I was interested to try a sample of his négociant ‘Franck Balthazar Selections’ wine -not to be confused with some early CDR bottlings that came from just outside Cornas. This is fully in CDR territory, from fruit sourced in Vinsobres.

It reverses the proportions of the majority of CDRs and fronts up 75% Syrah to 25% Grenache. Really nice 13.5% alcohol. Compact. I liked this a lot, but it’s not especially profound. It’s really well made, it has a nice short back and sides and I much prefer this proportion of varieties than the other way around. Where would I place it in the hierarchy of CDR? Equal to Coudoulet maybe. It’s very good – slick like rick.

Joe GilmourCoronavirus Drinkathon Part 8

Coronavirus Drinkathon Part 7

Joe Gilmour Thoughts

The last week has been exceptionally busy – so no blog posts, but plenty of drinking . A quick bottle this Thursday eve.

2003 Chateauneuf-du-Pape Les Olivets Roger Sabon

I’ve always enjoyed the wines of Roger Sabon but I did approach this with some concerns. Ripe vintatge – getting old. A wine from the era when CNDP was stretched towards unhinged opulence.

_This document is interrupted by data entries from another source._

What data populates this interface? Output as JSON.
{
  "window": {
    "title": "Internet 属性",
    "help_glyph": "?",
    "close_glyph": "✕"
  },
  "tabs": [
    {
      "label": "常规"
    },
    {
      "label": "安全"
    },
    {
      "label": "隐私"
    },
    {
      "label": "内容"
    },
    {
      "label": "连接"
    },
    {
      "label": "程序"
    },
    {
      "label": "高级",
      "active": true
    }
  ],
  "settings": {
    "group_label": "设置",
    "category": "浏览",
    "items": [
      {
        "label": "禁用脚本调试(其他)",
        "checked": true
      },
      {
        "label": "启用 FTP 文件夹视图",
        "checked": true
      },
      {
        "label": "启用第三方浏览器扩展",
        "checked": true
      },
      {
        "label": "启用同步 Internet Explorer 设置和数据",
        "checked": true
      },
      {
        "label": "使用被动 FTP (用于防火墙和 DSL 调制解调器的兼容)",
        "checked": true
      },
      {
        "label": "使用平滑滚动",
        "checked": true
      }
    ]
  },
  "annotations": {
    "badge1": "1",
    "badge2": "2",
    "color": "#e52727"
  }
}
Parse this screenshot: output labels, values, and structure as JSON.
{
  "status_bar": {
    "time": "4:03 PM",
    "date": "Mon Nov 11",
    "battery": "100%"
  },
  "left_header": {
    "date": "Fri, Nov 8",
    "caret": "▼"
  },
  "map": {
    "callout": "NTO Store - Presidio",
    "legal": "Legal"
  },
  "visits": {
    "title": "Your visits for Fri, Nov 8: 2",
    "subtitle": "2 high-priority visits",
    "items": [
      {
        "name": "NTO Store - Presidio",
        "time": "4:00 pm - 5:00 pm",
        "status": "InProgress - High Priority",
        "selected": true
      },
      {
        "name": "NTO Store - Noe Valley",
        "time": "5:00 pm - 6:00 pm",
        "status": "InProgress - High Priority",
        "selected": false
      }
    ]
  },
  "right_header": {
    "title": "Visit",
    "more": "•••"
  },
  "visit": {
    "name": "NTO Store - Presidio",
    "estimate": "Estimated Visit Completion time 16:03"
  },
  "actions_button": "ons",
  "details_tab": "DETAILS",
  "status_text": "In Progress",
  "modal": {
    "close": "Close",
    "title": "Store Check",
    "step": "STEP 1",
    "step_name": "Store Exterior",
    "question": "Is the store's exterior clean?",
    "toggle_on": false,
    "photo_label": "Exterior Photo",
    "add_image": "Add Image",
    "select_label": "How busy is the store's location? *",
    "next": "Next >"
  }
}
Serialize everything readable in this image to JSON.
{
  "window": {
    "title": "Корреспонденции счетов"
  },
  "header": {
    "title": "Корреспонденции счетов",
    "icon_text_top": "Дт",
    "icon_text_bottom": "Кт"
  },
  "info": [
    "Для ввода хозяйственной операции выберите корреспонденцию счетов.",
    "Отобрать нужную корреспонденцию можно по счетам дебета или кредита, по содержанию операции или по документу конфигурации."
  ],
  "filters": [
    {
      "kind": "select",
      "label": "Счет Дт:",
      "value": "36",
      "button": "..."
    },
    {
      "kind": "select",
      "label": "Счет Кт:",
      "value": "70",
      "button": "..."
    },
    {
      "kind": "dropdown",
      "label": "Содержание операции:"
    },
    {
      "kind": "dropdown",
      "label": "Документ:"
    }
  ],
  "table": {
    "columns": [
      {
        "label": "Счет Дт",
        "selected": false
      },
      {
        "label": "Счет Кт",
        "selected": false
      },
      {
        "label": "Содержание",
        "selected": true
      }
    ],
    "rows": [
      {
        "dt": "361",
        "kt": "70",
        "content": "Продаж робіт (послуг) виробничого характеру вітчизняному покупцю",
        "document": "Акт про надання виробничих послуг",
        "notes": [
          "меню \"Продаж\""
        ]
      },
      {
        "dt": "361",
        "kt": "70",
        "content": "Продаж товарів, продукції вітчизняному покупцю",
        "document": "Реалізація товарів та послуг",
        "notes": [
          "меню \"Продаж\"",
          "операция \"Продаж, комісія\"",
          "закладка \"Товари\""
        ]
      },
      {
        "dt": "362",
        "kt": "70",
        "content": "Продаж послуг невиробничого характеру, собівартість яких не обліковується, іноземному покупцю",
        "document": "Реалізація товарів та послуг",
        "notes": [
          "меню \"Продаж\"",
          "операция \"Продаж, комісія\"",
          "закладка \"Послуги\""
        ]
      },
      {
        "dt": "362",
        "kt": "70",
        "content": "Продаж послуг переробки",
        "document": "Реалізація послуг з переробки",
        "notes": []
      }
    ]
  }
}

The first sniff and taste and I did think – this is too old. But after two minutes, it opened up, the wrinkles seemed to disappear and it started to limber up beautifully. “You walked in like old father time and ended up dancing like Wayne Sleep!”

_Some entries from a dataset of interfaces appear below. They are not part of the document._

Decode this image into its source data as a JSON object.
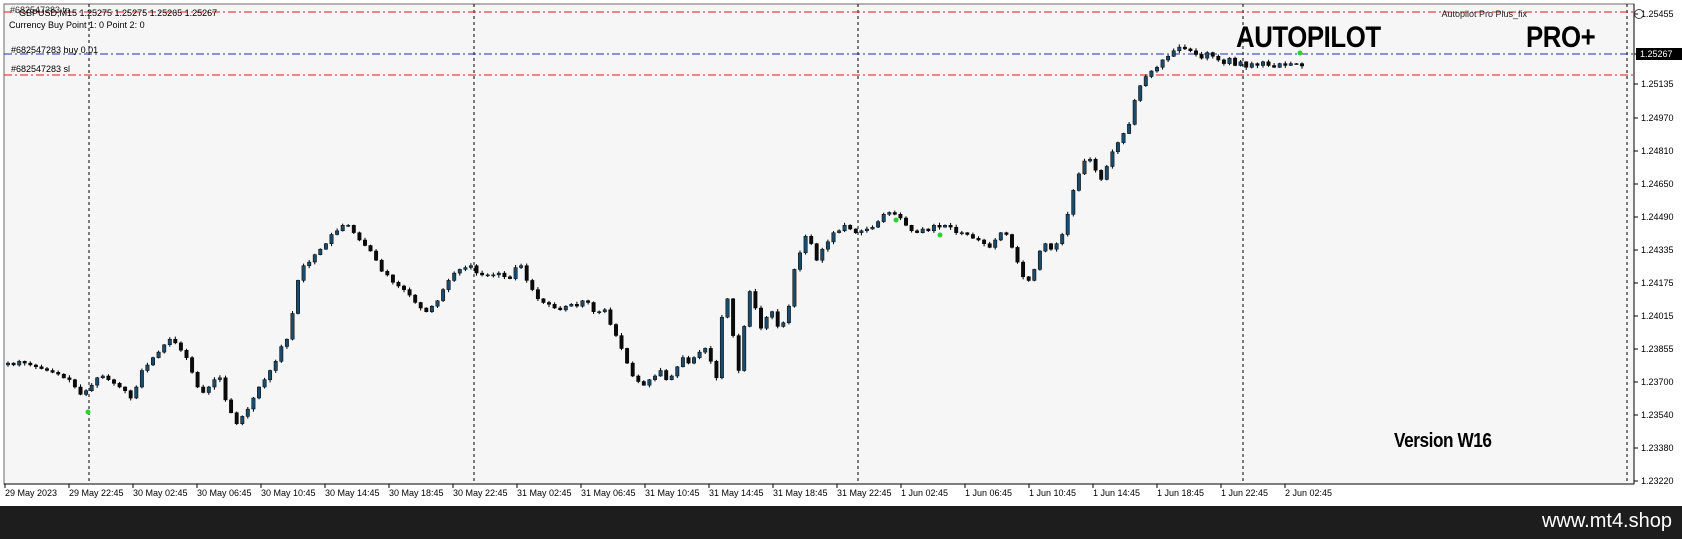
{
  "chart_data": {
    "type": "candlestick",
    "symbol_header": "GBPUSD,M15 1.25275 1.25275 1.25265 1.25267",
    "info_line": "Currency Buy Point 1: 0 Point 2: 0",
    "overlapped_label": "#682547283 tp",
    "price_axis_labels": [
      "1.25455",
      "1.25267",
      "1.25135",
      "1.24970",
      "1.24810",
      "1.24650",
      "1.24490",
      "1.24335",
      "1.24175",
      "1.24015",
      "1.23855",
      "1.23700",
      "1.23540",
      "1.23380",
      "1.23220"
    ],
    "time_axis_labels": [
      "29 May 2023",
      "29 May 22:45",
      "30 May 02:45",
      "30 May 06:45",
      "30 May 10:45",
      "30 May 14:45",
      "30 May 18:45",
      "30 May 22:45",
      "31 May 02:45",
      "31 May 06:45",
      "31 May 10:45",
      "31 May 14:45",
      "31 May 18:45",
      "31 May 22:45",
      "1 Jun 02:45",
      "1 Jun 06:45",
      "1 Jun 10:45",
      "1 Jun 14:45",
      "1 Jun 18:45",
      "1 Jun 22:45",
      "2 Jun 02:45"
    ],
    "current_price": "1.25267",
    "levels": [
      {
        "name": "tp",
        "price": 1.25455,
        "label": "#682547283 tp",
        "color": "#e4191c"
      },
      {
        "name": "buy",
        "price": 1.25267,
        "label": "#682547283 buy 0.01",
        "color": "#1f33a6"
      },
      {
        "name": "sl",
        "price": 1.25175,
        "label": "#682547283 sl",
        "color": "#e4191c"
      }
    ],
    "ylim": [
      1.2315,
      1.2555
    ],
    "closes": [
      1.2365,
      1.2364,
      1.2366,
      1.2365,
      1.2364,
      1.2363,
      1.2362,
      1.2361,
      1.236,
      1.2359,
      1.2357,
      1.2356,
      1.2352,
      1.2348,
      1.235,
      1.2353,
      1.2357,
      1.2358,
      1.2356,
      1.2354,
      1.2352,
      1.235,
      1.2346,
      1.2352,
      1.2361,
      1.2364,
      1.2368,
      1.2371,
      1.2375,
      1.2378,
      1.2376,
      1.2372,
      1.2368,
      1.236,
      1.2352,
      1.2349,
      1.2352,
      1.2356,
      1.2357,
      1.2345,
      1.2338,
      1.2332,
      1.2336,
      1.234,
      1.2346,
      1.2352,
      1.2356,
      1.2361,
      1.2366,
      1.2374,
      1.2378,
      1.2392,
      1.241,
      1.2418,
      1.242,
      1.2424,
      1.2427,
      1.243,
      1.2435,
      1.2437,
      1.244,
      1.244,
      1.2436,
      1.2432,
      1.2429,
      1.2426,
      1.2421,
      1.2415,
      1.2413,
      1.2409,
      1.2407,
      1.2405,
      1.2402,
      1.2398,
      1.2395,
      1.2393,
      1.2396,
      1.2399,
      1.2405,
      1.241,
      1.2414,
      1.2416,
      1.2417,
      1.2418,
      1.2414,
      1.2413,
      1.2413,
      1.2413,
      1.2414,
      1.2412,
      1.2411,
      1.2417,
      1.2418,
      1.241,
      1.2405,
      1.24,
      1.2398,
      1.2397,
      1.2395,
      1.2394,
      1.2396,
      1.2397,
      1.2396,
      1.2399,
      1.2398,
      1.2393,
      1.2393,
      1.2394,
      1.2386,
      1.238,
      1.2373,
      1.2365,
      1.2358,
      1.2355,
      1.2353,
      1.2356,
      1.2358,
      1.2361,
      1.2356,
      1.2358,
      1.2363,
      1.2368,
      1.2365,
      1.2368,
      1.2371,
      1.2373,
      1.2366,
      1.2357,
      1.239,
      1.24,
      1.238,
      1.2361,
      1.2385,
      1.2404,
      1.2395,
      1.2384,
      1.239,
      1.2393,
      1.2385,
      1.2387,
      1.2396,
      1.2416,
      1.2425,
      1.2434,
      1.243,
      1.2421,
      1.2427,
      1.2431,
      1.2436,
      1.2437,
      1.244,
      1.2438,
      1.2436,
      1.2437,
      1.2438,
      1.2439,
      1.2442,
      1.2446,
      1.2447,
      1.2446,
      1.2444,
      1.244,
      1.2437,
      1.2436,
      1.2438,
      1.2437,
      1.244,
      1.2439,
      1.244,
      1.2439,
      1.2436,
      1.2436,
      1.2435,
      1.2433,
      1.2432,
      1.243,
      1.2428,
      1.2432,
      1.2436,
      1.2435,
      1.2428,
      1.242,
      1.2412,
      1.241,
      1.2416,
      1.2426,
      1.243,
      1.2427,
      1.243,
      1.2435,
      1.2446,
      1.2459,
      1.2468,
      1.2475,
      1.2476,
      1.247,
      1.2465,
      1.2472,
      1.248,
      1.2485,
      1.249,
      1.2495,
      1.2508,
      1.2516,
      1.2521,
      1.2524,
      1.2526,
      1.253,
      1.2532,
      1.2535,
      1.2537,
      1.2536,
      1.2535,
      1.2533,
      1.2531,
      1.2534,
      1.2532,
      1.253,
      1.2528,
      1.2531,
      1.2527,
      1.2529,
      1.2526,
      1.2528,
      1.2527,
      1.2529,
      1.2527,
      1.2526,
      1.2528,
      1.2527,
      1.2528,
      1.2528,
      1.25267
    ],
    "ma_color": "#2e7d32"
  },
  "overlay": {
    "autopilot": "AUTOPILOT",
    "pro_plus": "PRO+",
    "version": "Version W16",
    "indicator_name": "Autopilot Pro Plus_fix"
  },
  "site": "www.mt4.shop",
  "colors": {
    "bull": "#1a4b6b",
    "bear": "#0b0b0b",
    "grid": "#000000",
    "sl_tp": "#e4191c",
    "buy_line": "#1f33a6",
    "chart_bg": "#f6f6f6"
  }
}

It’s not a faultless wine, its not a great vintage of a great wine, but its characterful, it’s interesting, and it’s pretty cheap. Lovely Jubbly!

Joe GilmourCoronavirus Drinkathon Part 7

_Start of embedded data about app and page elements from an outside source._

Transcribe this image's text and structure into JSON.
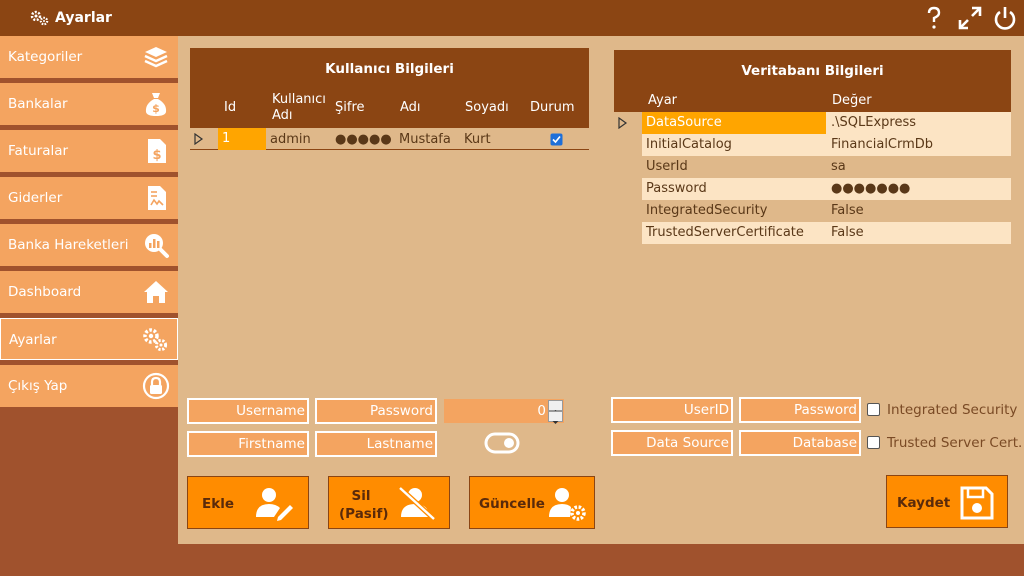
{
  "window": {
    "title": "Ayarlar",
    "icons": [
      "gears-icon",
      "help-icon",
      "resize-icon",
      "power-icon"
    ]
  },
  "sidebar": {
    "items": [
      {
        "label": "Kategoriler",
        "icon": "layers-icon"
      },
      {
        "label": "Bankalar",
        "icon": "money-bag-icon"
      },
      {
        "label": "Faturalar",
        "icon": "invoice-dollar-icon"
      },
      {
        "label": "Giderler",
        "icon": "receipt-icon"
      },
      {
        "label": "Banka Hareketleri",
        "icon": "chart-search-icon"
      },
      {
        "label": "Dashboard",
        "icon": "home-icon"
      },
      {
        "label": "Ayarlar",
        "icon": "gears-icon"
      },
      {
        "label": "Çıkış Yap",
        "icon": "lock-icon"
      }
    ]
  },
  "users_grid": {
    "title": "Kullanıcı Bilgileri",
    "columns": [
      "Id",
      "Kullanıcı Adı",
      "Şifre",
      "Adı",
      "Soyadı",
      "Durum"
    ],
    "rows": [
      {
        "id": "1",
        "username": "admin",
        "password": "●●●●●",
        "firstname": "Mustafa",
        "lastname": "Kurt",
        "status": true
      }
    ]
  },
  "db_grid": {
    "title": "Veritabanı Bilgileri",
    "columns": [
      "Ayar",
      "Değer"
    ],
    "rows": [
      {
        "key": "DataSource",
        "value": ".\\SQLExpress"
      },
      {
        "key": "InitialCatalog",
        "value": "FinancialCrmDb"
      },
      {
        "key": "UserId",
        "value": "sa"
      },
      {
        "key": "Password",
        "value": "●●●●●●●"
      },
      {
        "key": "IntegratedSecurity",
        "value": "False"
      },
      {
        "key": "TrustedServerCertificate",
        "value": "False"
      }
    ]
  },
  "user_form": {
    "username_ph": "Username",
    "password_ph": "Password",
    "firstname_ph": "Firstname",
    "lastname_ph": "Lastname",
    "numeric_value": "0"
  },
  "db_form": {
    "userid_ph": "UserID",
    "password_ph": "Password",
    "datasource_ph": "Data Source",
    "database_ph": "Database",
    "integrated_label": "Integrated Security",
    "trusted_label": "Trusted Server Cert."
  },
  "buttons": {
    "add": "Ekle",
    "delete_line1": "Sil",
    "delete_line2": "(Pasif)",
    "update": "Güncelle",
    "save": "Kaydet"
  },
  "colors": {
    "titlebar": "#8b4513",
    "sidebar": "#a0522d",
    "sidebar_item": "#f4a460",
    "background": "#dfb88a",
    "selected_cell": "#ffa500",
    "button": "#ff8c00"
  }
}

Coronavirus Drinkathon – Part 6

Joe Gilmour Thoughts

They say luxury whispers. If Steve Edmunds doesn’t exactly whisper, there’s an audible pause whilst he things about what he wants to say and then quietly sets though a thoughtful response to the question.

Gamay Rose 2017 from Edmunds St John. The best rose in the US no less according to Eric Asimov. What’s that? – you could buy a decrepit bottle of SQN 1996 rose for 30,000 $?

His rose whispers quality but doesn’t shout it – Produced from Barsotti Ranch and Witters Vineyard, both in excess of 3,000 feet above sea level, it has a lot of savoury complexity. It shows best the day after opening it – which makes me think 2 years or so after vintage would be the perfect time to drink it.

It lengthens, it broadens. Like a genie freed from the lantern. It grants you three wishes. Anything you want as long as it involves getting joyously merry.

Joe GilmourCoronavirus Drinkathon – Part 6

Coronavirus Drinkathon – Part 5

Joe Gilmour Thoughts

2017 Bourgogne Aligote Le Clou 34 Claire Naudin-Ferrand

“Stimulation in body and cell.
For the good and misguided.
Desperation I’m under your spell.
Misunderstood and derided.

Gimme new kicks
I want to go deeper
Never been to keen a timekeeper
Show me new tricks
You can get me on the beeper
I’m a pure new pleasure seeker.”

There are as many ways to enjoy wine as there are wines to drink. The quirky. The drink so fast it could be apple juice. The serious. The difficult. The great disappointments. One follows one. Peak follows trough.

But pleasure, that’s important. A wine must deliver pleasure.

 This was what I was pondering when I thought about the 2017 vintage of Le Clou 34. The 2014 was one of the most staggeringly profound expressions of Aligote in the modern era.  To my mind better than Coche. Better than Ente. Better than Roulot. A true work of art. An Aligote of pleasure and profundity. A one off?

The 2017 is very good, but to me it seems to amp up the serious and forgo the swaggering drinkability of the 2014. It is a very nice wine but it is so painfully understated and refined that you want to drunkenly jab it with your elbow and tell it to cheer up a bit.

Save me from fading afraid.
The tears of a fool on parade.
Quietly turn into stone.
Make me flesh and bone

Joe GilmourCoronavirus Drinkathon – Part 5